The legacy of Burkhardt Brewing Company, which made beer in Akron across two centuries, continues with two breweries on opposite sides of the historic building (Ohio law says two breweries may not share a wall) pumping out carefully crafted alcoholic beverages.



Aqueduct Brewing shares the old, renovated building with Thirsty Dog, giving craft beer lovers a short walk/stumble to both.



Aqueduct opened two years ago in the back corner of the old Burkhardt building and owner/operator Robert Hernandez favors high-octane beers.



“It’s kinda my thing,” he says of the bold flavors.



During the summer, the tasting room’s garage-style door goes up and opens into the patio where local food cart king Stray Dog can be found on many Friday and Saturday nights.



Inside, the tasting room’s décor is kind of a contemporary Midwest Eclectic Disheveled. There are about eight tables and a full-size bar at the back of the room, a couch area with a television and some various friendly piles of interesting stuff such as beer-making junk, an old Bowling video game and Nat King Cole box sets and other old vinyl records.



Leana Simonetti brought along her beau and Aqueduct first-timer Andrew Payne recently for a few brews.



“It’s nice, because I like how open it is. Thirsty Dog is kind of closed in, but here you can sit outside and enjoy the nice breeze,” Simonetti said.



Simonetti, a nurse, and Payne, a special education grad student who plans to work with autistic children, were enjoying a day off and Aqueduct was their third microbrewery of the day.



“It’s kind of like sitting in someone’s garage, drinking beer. It’s really comfortable,” Payne said. “It’s really cool, it’s an old building and I knew the river was there but I’d never seen it and today I got to see it.”



Oh, did I mention Wolf Creek runs under the building?



Ask Hernandez nicely and he’ll let you go downstairs, past the spacious bathroom and the huge industrial fan, where you can see the actual creek and a nearby old well surrounded by a new brick wall built to keep patrons safe.



As I said, Hernandez favors bold, booze-heavy beers with ABVs ranging from 6.75 (the refreshing Happi Heffewisen) to 11.5 (the palate-wrecking Red-nosed Winter Warmer brewed for the Akron Zoo’s Christmas in July event) and The Mad Brewer is already concocting a 20 percent beer to celebrate Ohio’s ending the alcohol limit on beer, which takes effect next week.
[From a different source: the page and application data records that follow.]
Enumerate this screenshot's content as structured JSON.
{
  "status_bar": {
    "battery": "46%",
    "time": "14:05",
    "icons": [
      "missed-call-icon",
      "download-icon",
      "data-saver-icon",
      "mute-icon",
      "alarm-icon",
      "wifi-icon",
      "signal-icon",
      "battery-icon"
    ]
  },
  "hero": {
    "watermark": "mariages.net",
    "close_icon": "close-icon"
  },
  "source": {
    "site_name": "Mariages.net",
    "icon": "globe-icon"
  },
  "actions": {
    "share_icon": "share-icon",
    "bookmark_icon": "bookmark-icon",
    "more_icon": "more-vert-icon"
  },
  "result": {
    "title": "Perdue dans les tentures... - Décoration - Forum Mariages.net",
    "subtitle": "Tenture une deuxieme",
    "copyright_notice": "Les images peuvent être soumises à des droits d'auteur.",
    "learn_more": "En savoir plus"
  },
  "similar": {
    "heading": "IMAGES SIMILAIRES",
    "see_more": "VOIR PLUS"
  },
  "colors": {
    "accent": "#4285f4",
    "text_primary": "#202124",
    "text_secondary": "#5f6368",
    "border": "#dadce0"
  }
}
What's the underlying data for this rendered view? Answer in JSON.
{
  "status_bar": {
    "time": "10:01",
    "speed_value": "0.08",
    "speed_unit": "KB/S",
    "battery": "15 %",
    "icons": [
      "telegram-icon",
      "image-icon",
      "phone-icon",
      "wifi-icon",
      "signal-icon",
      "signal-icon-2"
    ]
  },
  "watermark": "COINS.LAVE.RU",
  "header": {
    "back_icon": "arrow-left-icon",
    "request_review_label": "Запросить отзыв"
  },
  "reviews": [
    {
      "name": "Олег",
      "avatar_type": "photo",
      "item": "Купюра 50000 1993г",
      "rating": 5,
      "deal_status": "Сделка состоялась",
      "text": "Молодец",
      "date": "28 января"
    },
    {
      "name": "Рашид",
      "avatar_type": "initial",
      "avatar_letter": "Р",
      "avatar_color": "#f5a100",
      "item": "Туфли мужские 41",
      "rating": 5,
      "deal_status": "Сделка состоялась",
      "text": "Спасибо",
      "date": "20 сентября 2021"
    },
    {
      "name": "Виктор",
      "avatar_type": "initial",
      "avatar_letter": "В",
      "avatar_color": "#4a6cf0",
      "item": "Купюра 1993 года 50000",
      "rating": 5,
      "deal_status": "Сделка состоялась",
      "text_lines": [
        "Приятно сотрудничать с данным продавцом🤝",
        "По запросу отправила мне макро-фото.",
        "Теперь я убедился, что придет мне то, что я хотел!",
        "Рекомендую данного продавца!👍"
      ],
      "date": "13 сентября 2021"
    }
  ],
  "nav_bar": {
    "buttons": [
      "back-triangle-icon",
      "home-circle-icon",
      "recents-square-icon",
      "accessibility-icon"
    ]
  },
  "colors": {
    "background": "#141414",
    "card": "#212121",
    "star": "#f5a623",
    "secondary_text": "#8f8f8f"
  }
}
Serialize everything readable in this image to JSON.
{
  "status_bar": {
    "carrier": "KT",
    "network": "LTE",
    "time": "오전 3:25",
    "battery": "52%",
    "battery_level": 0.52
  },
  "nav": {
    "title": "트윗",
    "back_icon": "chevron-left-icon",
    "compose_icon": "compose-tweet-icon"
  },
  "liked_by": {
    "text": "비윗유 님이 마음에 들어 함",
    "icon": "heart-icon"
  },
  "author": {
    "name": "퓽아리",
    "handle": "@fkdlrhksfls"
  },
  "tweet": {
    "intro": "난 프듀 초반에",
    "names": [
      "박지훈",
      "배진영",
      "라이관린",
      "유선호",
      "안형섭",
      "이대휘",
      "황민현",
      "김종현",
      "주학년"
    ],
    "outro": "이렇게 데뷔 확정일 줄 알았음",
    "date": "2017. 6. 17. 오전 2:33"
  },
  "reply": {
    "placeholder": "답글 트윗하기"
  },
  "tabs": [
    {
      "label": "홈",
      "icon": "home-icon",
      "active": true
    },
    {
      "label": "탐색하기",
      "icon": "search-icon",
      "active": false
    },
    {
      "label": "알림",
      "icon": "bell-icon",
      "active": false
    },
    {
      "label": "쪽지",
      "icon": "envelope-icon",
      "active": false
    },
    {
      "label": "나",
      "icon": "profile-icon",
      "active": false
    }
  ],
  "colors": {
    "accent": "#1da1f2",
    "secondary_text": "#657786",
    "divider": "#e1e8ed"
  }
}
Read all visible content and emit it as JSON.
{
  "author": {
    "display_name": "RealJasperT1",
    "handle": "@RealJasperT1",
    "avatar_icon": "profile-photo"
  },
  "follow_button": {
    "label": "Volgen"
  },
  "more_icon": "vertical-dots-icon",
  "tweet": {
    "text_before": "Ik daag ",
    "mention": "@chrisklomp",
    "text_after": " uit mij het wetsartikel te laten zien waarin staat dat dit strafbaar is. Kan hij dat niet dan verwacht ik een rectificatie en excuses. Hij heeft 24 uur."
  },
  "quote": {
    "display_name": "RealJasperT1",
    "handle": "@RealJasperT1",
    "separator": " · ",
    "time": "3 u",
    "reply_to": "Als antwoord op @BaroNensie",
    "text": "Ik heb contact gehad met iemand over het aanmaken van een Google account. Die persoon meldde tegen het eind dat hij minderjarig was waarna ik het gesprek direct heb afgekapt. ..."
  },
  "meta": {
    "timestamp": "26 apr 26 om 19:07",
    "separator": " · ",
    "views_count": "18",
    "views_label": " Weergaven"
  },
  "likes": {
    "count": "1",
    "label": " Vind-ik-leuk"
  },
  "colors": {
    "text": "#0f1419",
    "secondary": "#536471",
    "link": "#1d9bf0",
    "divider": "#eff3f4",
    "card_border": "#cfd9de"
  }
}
Aqueduct is open from 4 to 11 p.m. Monday through Friday and noon to 11 p.m. Saturday.



Every second Saturday of the month, Aqueduct transforms into a “sci-fi, surf-rock, stand-up comedy saloon” — another way of saying comedians doing funny stuff.



This Saturday, Aqueduct will play host to the Electric Pressure Cooker Cabaret’s first road show. Hernandez invited the locally based, open-mic style cabaret to Aqueduct.



“You’ll see some truly great stuff and it has a strange side. It’s very interesting and artistic,” he said.



Aqueduct's daily happy hour is literally an hour, from 4 to 5 p.m. when beers are 50 cents off. The jovial Hernandez, who left his career in finance to live his nanobrewing dream, said there is an extra charge to get him to stop dancing. However, if you wait long enough one of Hernandez and his wife/co-owner Sara’s two cute, friendly tween daughters will try and calm him down.



“ ‘Dad, please dear God in heaven, stop dancing!’ is what they usually say,” Hernandez said.



Malcolm X Abram can be reached at mabram@thebeaconjournal.com or 330-996-3758. Read his blog, Sound Check Online, at www.ohio.com/blogs/sound-check, like him on Facebook at http://on.fb.me/1lNgxml and/or follow him on Twitter @malcolmabramABJ.